Activity: Find all lines in the records that include the word "image", and copy them out.

Data shown:
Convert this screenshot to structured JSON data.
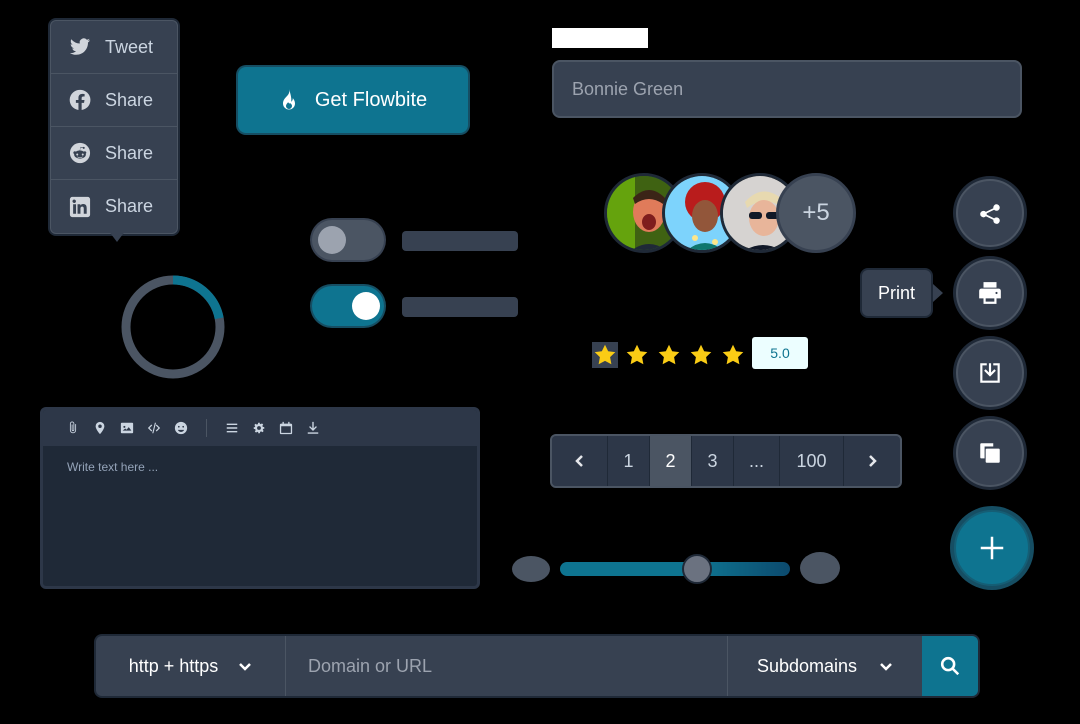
{
  "share_menu": {
    "items": [
      {
        "icon": "twitter-icon",
        "label": "Tweet"
      },
      {
        "icon": "facebook-icon",
        "label": "Share"
      },
      {
        "icon": "reddit-icon",
        "label": "Share"
      },
      {
        "icon": "linkedin-icon",
        "label": "Share"
      }
    ]
  },
  "cta": {
    "icon": "fire-icon",
    "label": "Get Flowbite"
  },
  "name_field": {
    "value": "Bonnie Green"
  },
  "toggles": [
    {
      "checked": false
    },
    {
      "checked": true
    }
  ],
  "progress": {
    "value": 0.22
  },
  "editor": {
    "toolbar": [
      "paperclip-icon",
      "map-pin-icon",
      "image-icon",
      "code-icon",
      "emoji-icon",
      "list-icon",
      "gear-icon",
      "calendar-icon",
      "download-icon"
    ],
    "placeholder": "Write text here ..."
  },
  "avatars": {
    "more_label": "+5"
  },
  "rating": {
    "stars": 5,
    "value": "5.0",
    "star_color": "#facc15"
  },
  "pagination": {
    "pages": [
      "1",
      "2",
      "3",
      "...",
      "100"
    ],
    "active": "2"
  },
  "slider": {
    "value": 0.6
  },
  "fabs": [
    {
      "icon": "share-icon"
    },
    {
      "icon": "printer-icon",
      "tooltip": "Print"
    },
    {
      "icon": "download-icon"
    },
    {
      "icon": "copy-icon"
    },
    {
      "icon": "plus-icon"
    }
  ],
  "search": {
    "protocol": "http + https",
    "placeholder": "Domain or URL",
    "scope": "Subdomains"
  },
  "colors": {
    "accent": "#0e7490",
    "surface": "#374151",
    "background": "#000000"
  }
}
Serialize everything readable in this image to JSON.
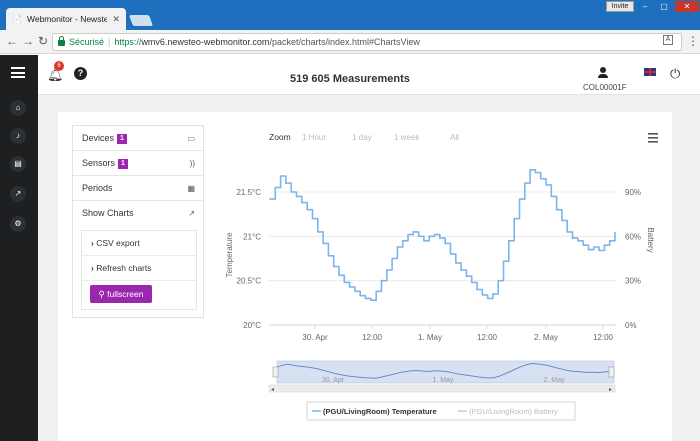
{
  "browser": {
    "tab_title": "Webmonitor - Newsteo",
    "invite_label": "Invite",
    "secure_label": "Sécurisé",
    "url_scheme": "https://",
    "url_host": "wmv6.newsteo-webmonitor.com",
    "url_path": "/packet/charts/index.html#ChartsView"
  },
  "header": {
    "notification_count": "6",
    "measurements": "519 605 Measurements",
    "user_id": "COL00001F"
  },
  "sidebar": {
    "items": [
      {
        "icon": "home-icon"
      },
      {
        "icon": "bell-icon"
      },
      {
        "icon": "stack-icon"
      },
      {
        "icon": "chart-icon"
      },
      {
        "icon": "gear-icon"
      }
    ]
  },
  "menu": {
    "items": [
      {
        "label": "Devices",
        "count": "1",
        "icon": "device-icon"
      },
      {
        "label": "Sensors",
        "count": "1",
        "icon": "rss-icon"
      },
      {
        "label": "Periods",
        "icon": "calendar-icon"
      },
      {
        "label": "Show Charts",
        "icon": "trend-icon"
      }
    ],
    "actions": [
      {
        "label": "CSV export"
      },
      {
        "label": "Refresh charts"
      }
    ],
    "fullscreen_label": "fullscreen"
  },
  "chart_data": {
    "type": "line",
    "zoom_label": "Zoom",
    "zoom_options": [
      "1 Hour",
      "1 day",
      "1 week",
      "All"
    ],
    "ylabel": "Temperature",
    "y2label": "Battery",
    "ylim": [
      20,
      21.5
    ],
    "y_ticks": [
      "20°C",
      "20.5°C",
      "21°C",
      "21.5°C"
    ],
    "y2_ticks": [
      "0%",
      "30%",
      "60%",
      "90%"
    ],
    "x_ticks": [
      "30. Apr",
      "12:00",
      "1. May",
      "12:00",
      "2. May",
      "12:00"
    ],
    "navigator_ticks": [
      "30. Apr",
      "1. May",
      "2. May"
    ],
    "series": [
      {
        "name": "(PGU/LivingRoom) Temperature",
        "color": "#7cb5ec",
        "values": [
          21.42,
          21.55,
          21.68,
          21.6,
          21.5,
          21.45,
          21.38,
          21.3,
          21.2,
          21.05,
          20.92,
          20.78,
          20.66,
          20.56,
          20.48,
          20.43,
          20.38,
          20.33,
          20.3,
          20.28,
          20.38,
          20.5,
          20.62,
          20.75,
          20.88,
          20.95,
          21.02,
          21.05,
          21.0,
          20.95,
          21.0,
          21.02,
          20.98,
          20.92,
          20.8,
          20.7,
          20.62,
          20.55,
          20.48,
          20.4,
          20.34,
          20.3,
          20.35,
          20.5,
          20.72,
          20.95,
          21.2,
          21.42,
          21.6,
          21.75,
          21.72,
          21.65,
          21.58,
          21.45,
          21.3,
          21.18,
          21.05,
          20.98,
          20.95,
          20.9,
          20.85,
          20.88,
          20.84,
          20.9,
          20.95,
          21.05
        ]
      },
      {
        "name": "(PGU/LivingRoom) Battery",
        "color": "#cccccc",
        "values": []
      }
    ]
  }
}
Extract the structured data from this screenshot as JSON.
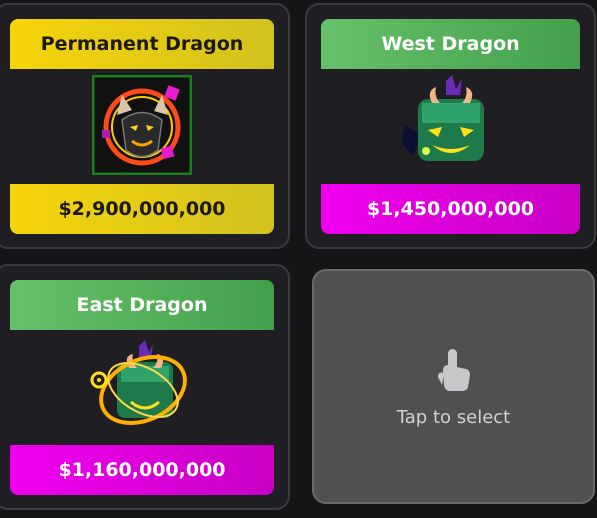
{
  "cards": [
    {
      "title": "Permanent Dragon",
      "price": "$2,900,000,000",
      "icon": "permanent-dragon-icon"
    },
    {
      "title": "West Dragon",
      "price": "$1,450,000,000",
      "icon": "west-dragon-fruit-icon"
    },
    {
      "title": "East Dragon",
      "price": "$1,160,000,000",
      "icon": "east-dragon-fruit-icon"
    }
  ],
  "empty_slot": {
    "label": "Tap to select",
    "icon": "tap-finger-icon"
  },
  "colors": {
    "gold": "#f6d40a",
    "green": "#4caf50",
    "magenta": "#e600e6",
    "card_bg": "#1f1f23",
    "empty_bg": "#505051"
  }
}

The answer:
      "image-icon",
Serialize everything readable in this image to JSON.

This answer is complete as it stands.